Criminalisation of political speech is now on the rise, both in the US and the UK. And whilst having a bank account isn’t a legal right, should politics really come into where you keep your money?
Whether you approve of Nigel Farage or not, it’s not appropriate or democratic for banks to deny him, or any other political person, a bank account.
Whether it’s Jeremy Corbyn or Keir Starmer, Jacob Rees-Mogg or Lawrence Fox, they should have the right to a bank account.
Apart from anything else, banks seem perfectly happy to grant accounts to murderers, rapists, fraudsters and the like, while seemingly getting cold feet about allowing people with views they don’t like to bank with them.
Controversially, the London-based money-transfer firm and bank Wise (formerly known as TransferWise) suspended the account of a pro-life Christian group, CitizenGO, under its ‘Acceptable Use Policy’. Apparently being pro-life is an offence punishable by banking banishment.
The company, which has more than 10 million users worldwide, told MoneyMagpie that it deactivates accounts ‘for a number of reasons, including (but not limited to) violations of our Acceptable Use Policy (AUP)’.
The exhaustive list of activities they deem unacceptable cites everything from creating pornography to using their services for ‘anything that is abusive, harmful, or does not comply with our content standards’. Clearly that includes deeply-held Christian views.
Our own political beliefs on this are irrelevant; where I stand on the business of CitizenGO is irrelevant. What seems screamingly evident to me is that, on some level, our views are supposed to conform to an agenda we haven’t had fair access to; it is not transparent and leaves us questioning whether having a public opinion on anything at all could see us penalised in ways we had never even considered.

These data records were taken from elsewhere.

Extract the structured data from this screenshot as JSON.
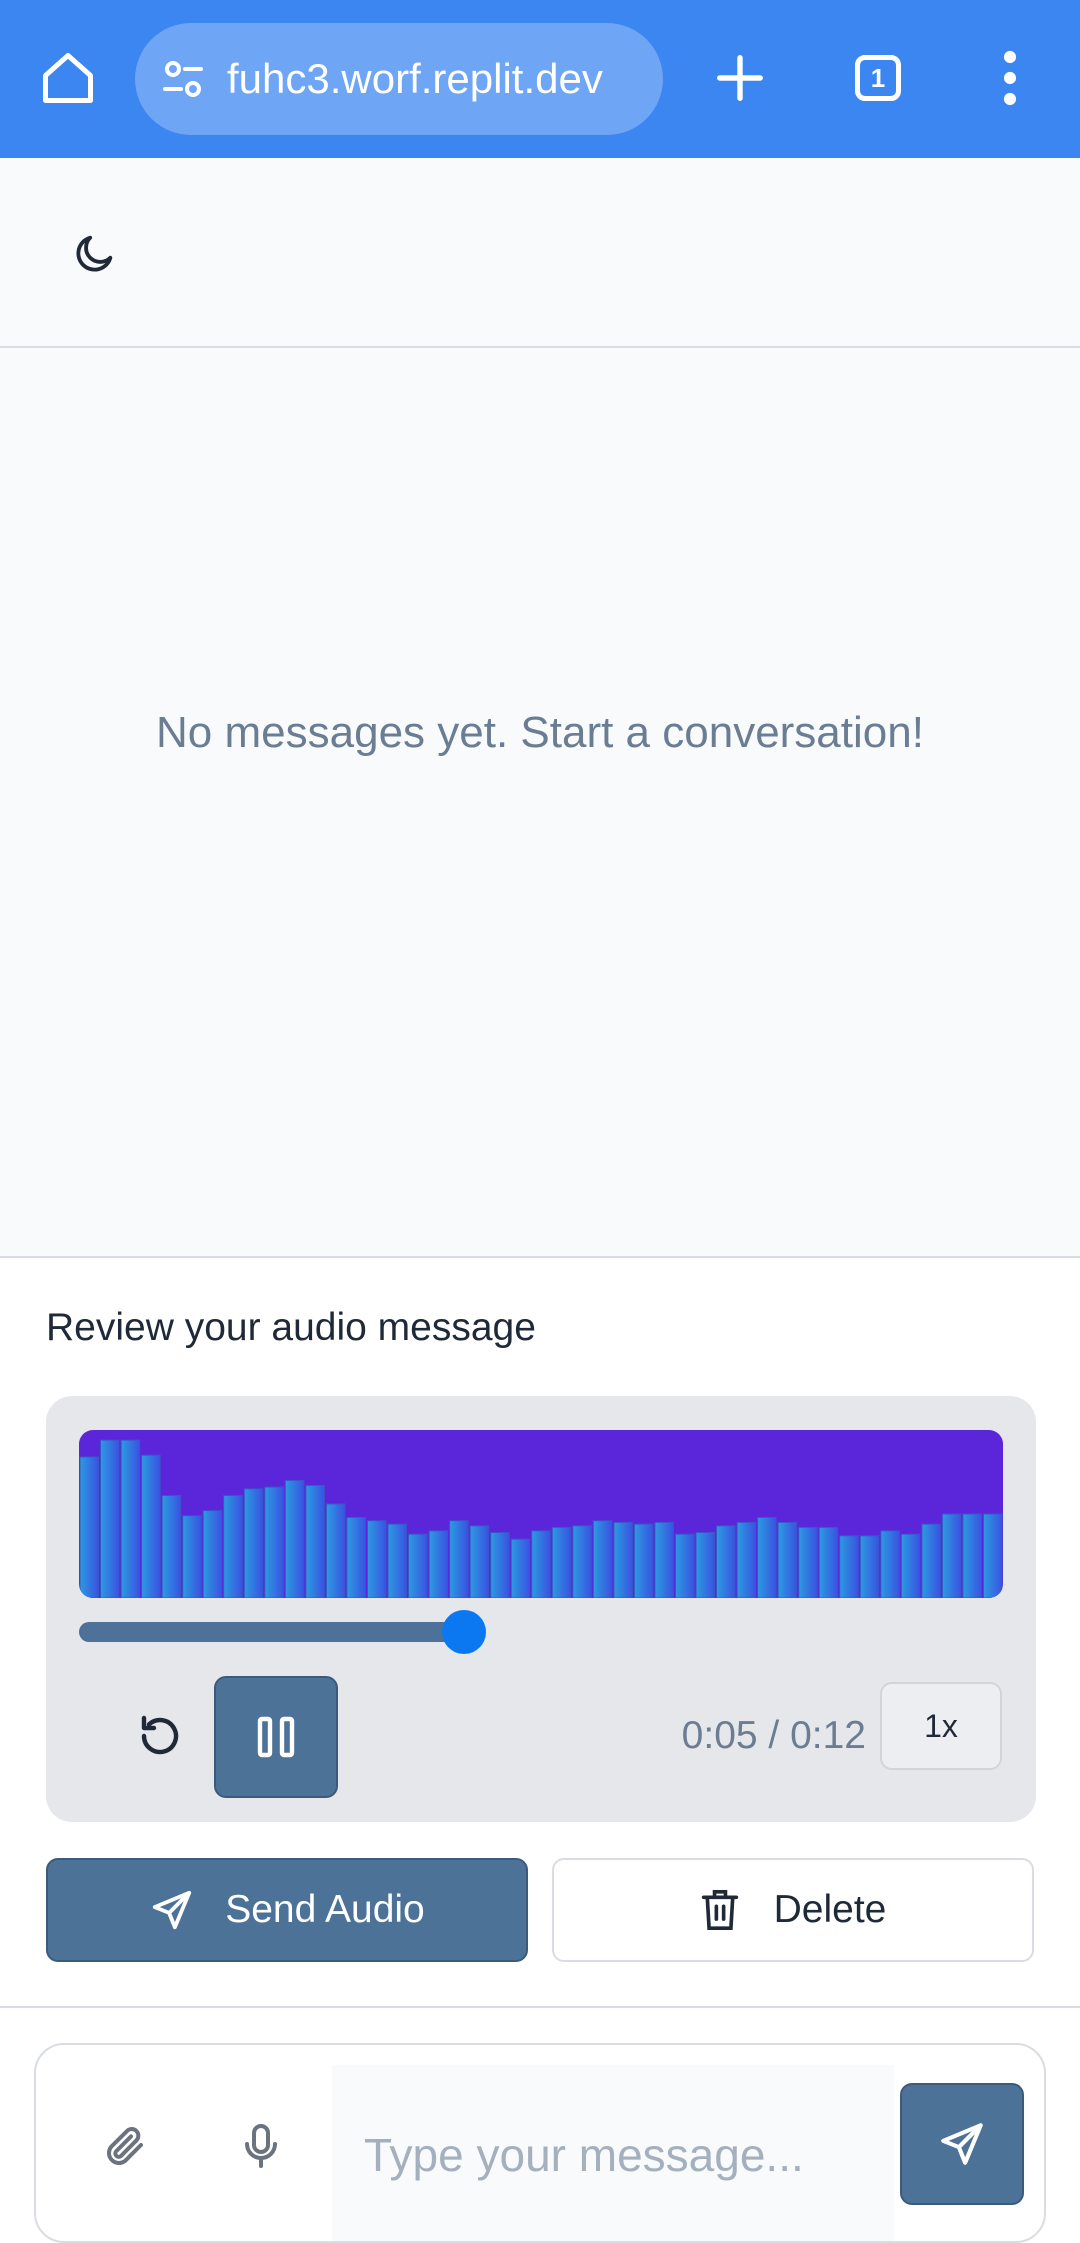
{
  "browser": {
    "url": "fuhc3.worf.replit.dev",
    "tab_count": "1",
    "icons": [
      "home-icon",
      "site-settings-icon",
      "plus-icon",
      "tabs-icon",
      "menu-icon"
    ]
  },
  "header": {
    "theme_icon": "moon-icon"
  },
  "messages": {
    "empty_text": "No messages yet. Start a conversation!"
  },
  "review": {
    "title": "Review your audio message",
    "player": {
      "progress": 0.4167,
      "time": "0:05 / 0:12",
      "speed": "1x",
      "waveform_levels": [
        0.84,
        0.94,
        0.94,
        0.85,
        0.61,
        0.49,
        0.52,
        0.61,
        0.65,
        0.66,
        0.7,
        0.67,
        0.56,
        0.48,
        0.46,
        0.44,
        0.38,
        0.4,
        0.46,
        0.43,
        0.39,
        0.35,
        0.4,
        0.42,
        0.43,
        0.46,
        0.45,
        0.44,
        0.45,
        0.38,
        0.39,
        0.43,
        0.45,
        0.48,
        0.45,
        0.42,
        0.42,
        0.37,
        0.37,
        0.4,
        0.38,
        0.44,
        0.5,
        0.5,
        0.5
      ],
      "colors": {
        "waveform_bg": "#5b26d9",
        "bar_start": "#2b9be0",
        "bar_end": "#3a52e2",
        "seek": "#4d7198",
        "thumb": "#0b78f2"
      }
    },
    "send_label": "Send Audio",
    "delete_label": "Delete"
  },
  "composer": {
    "placeholder": "Type your message..."
  },
  "colors": {
    "accent": "#4c7298",
    "browser_bar": "#3b86f1"
  }
}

PayPal closed the accounts of The Free Speech Union and the newssite DailySceptic.org. Meanwhile, multiple banks have refused accounts to right-wing groups. Like Wise, it seems most banks and money transfer services have similarly subjective T&Cs that can see account holders suspended for expressing legal, if unfashionable, views. The fear among civil rights activists is that such moralising can quickly lead down a slippery slope, where anyone with contrary views risks being made a second-class citizen in our increasingly cashless and credit-orientated society.

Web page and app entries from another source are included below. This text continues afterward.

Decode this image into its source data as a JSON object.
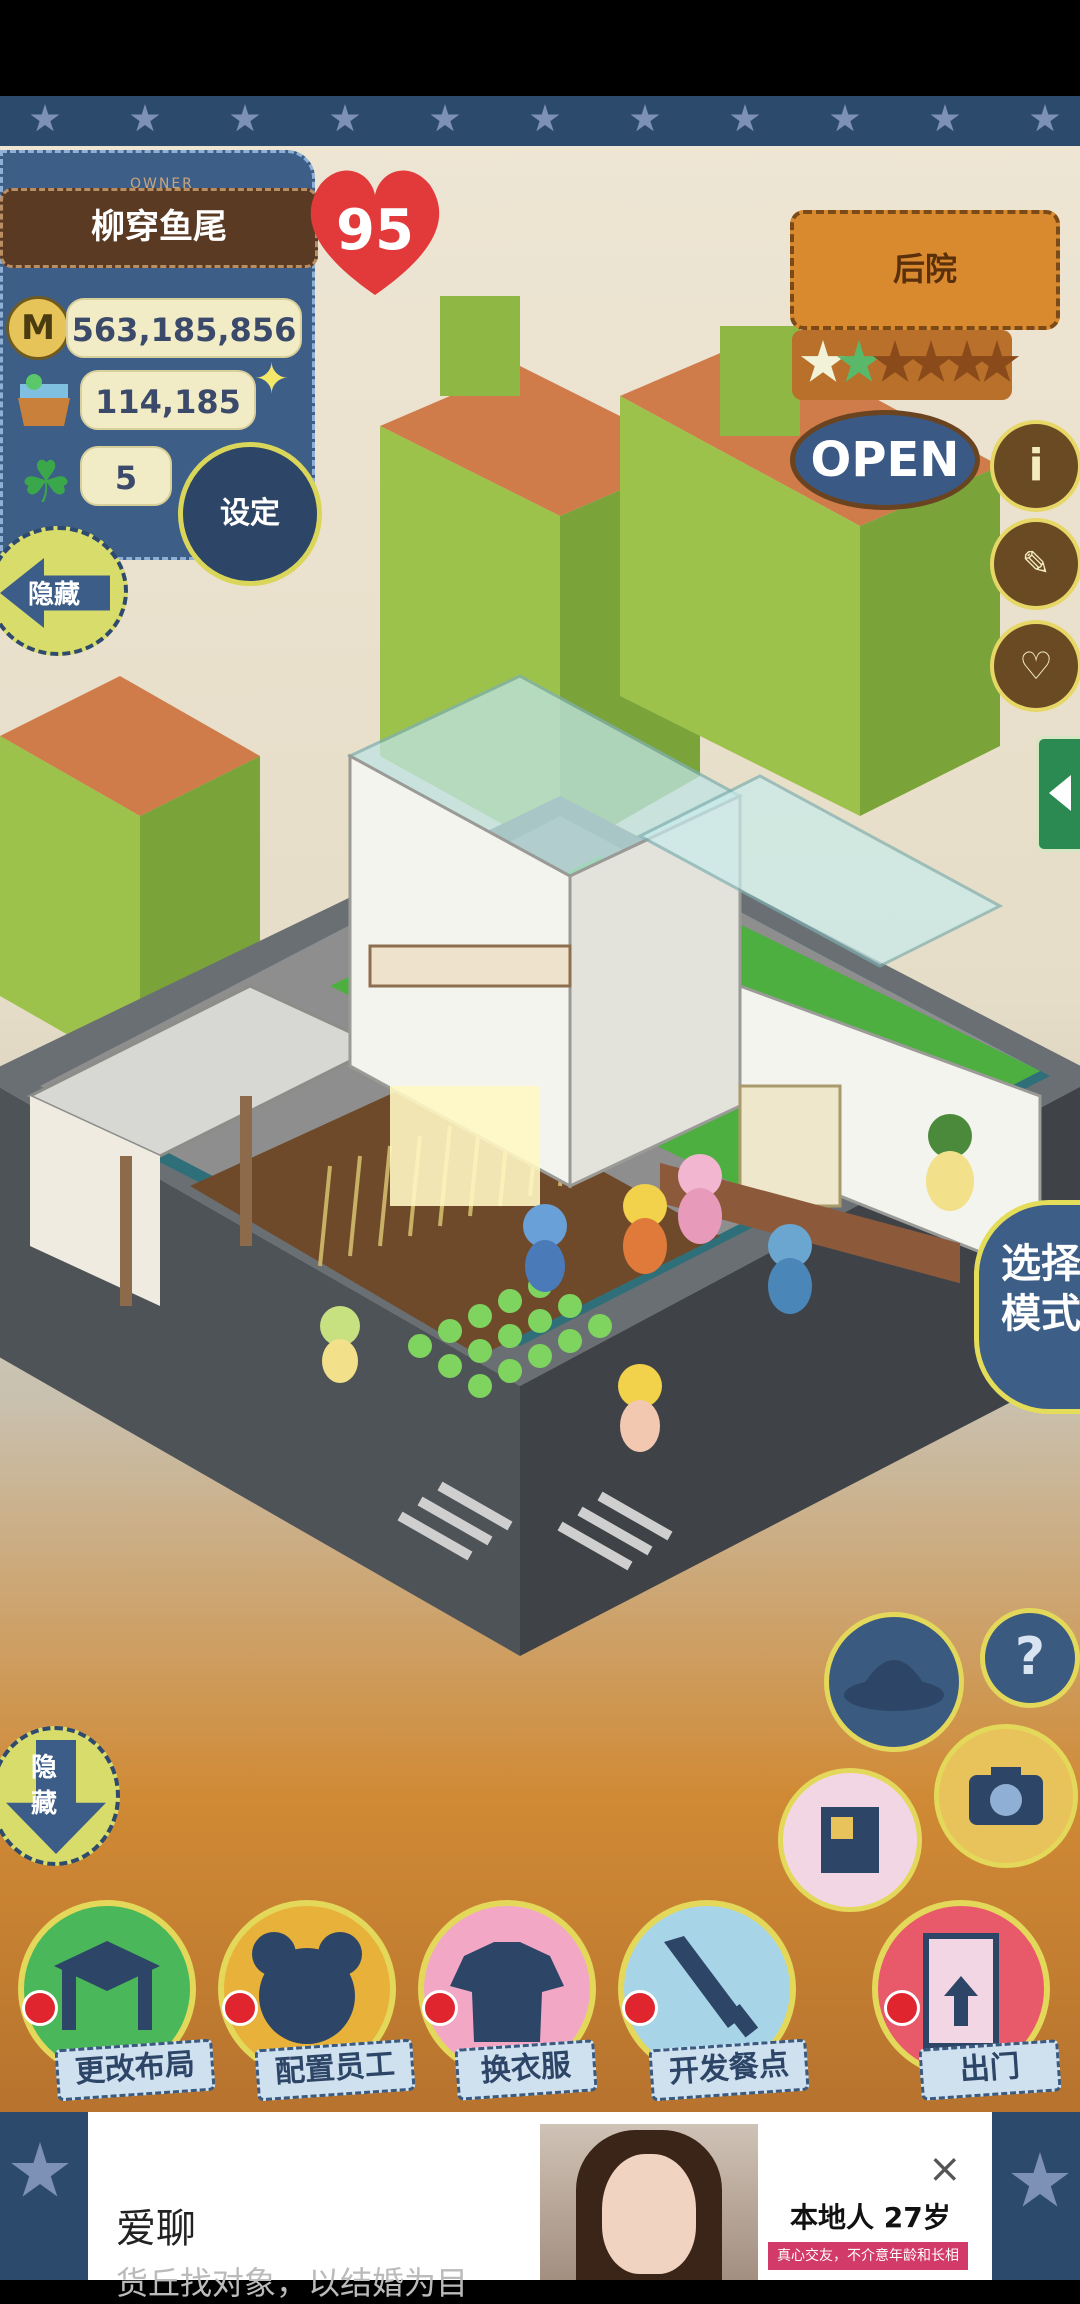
{
  "owner": {
    "caption": "OWNER",
    "name": "柳穿鱼尾"
  },
  "hearts": "95",
  "stats": {
    "coins": "563,185,856",
    "coin_symbol": "M",
    "goods": "114,185",
    "clovers": "5"
  },
  "buttons": {
    "settings": "设定",
    "hide_top": "隐藏",
    "hide_bottom": "隐藏",
    "mode_line1": "选择",
    "mode_line2": "模式",
    "help": "?",
    "info": "i"
  },
  "sign": {
    "title": "后院",
    "open": "OPEN",
    "stars_filled": 2,
    "stars_total": 6
  },
  "menu": [
    {
      "label": "更改布局",
      "color": "#4ab75a"
    },
    {
      "label": "配置员工",
      "color": "#e8b23a"
    },
    {
      "label": "换衣服",
      "color": "#f2a8c4"
    },
    {
      "label": "开发餐点",
      "color": "#a8d4e8"
    },
    {
      "label": "出门",
      "color": "#e85a6a"
    }
  ],
  "ad": {
    "title": "爱聊",
    "subtitle": "货丘找对象，以结婚为目",
    "local": "本地人  27岁",
    "tag": "真心交友，不介意年龄和长相",
    "close": "×"
  }
}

So, what are your thoughts on this? Is this a measure taken to protect people from fascism? Or a step closer to fascism itself? You decide…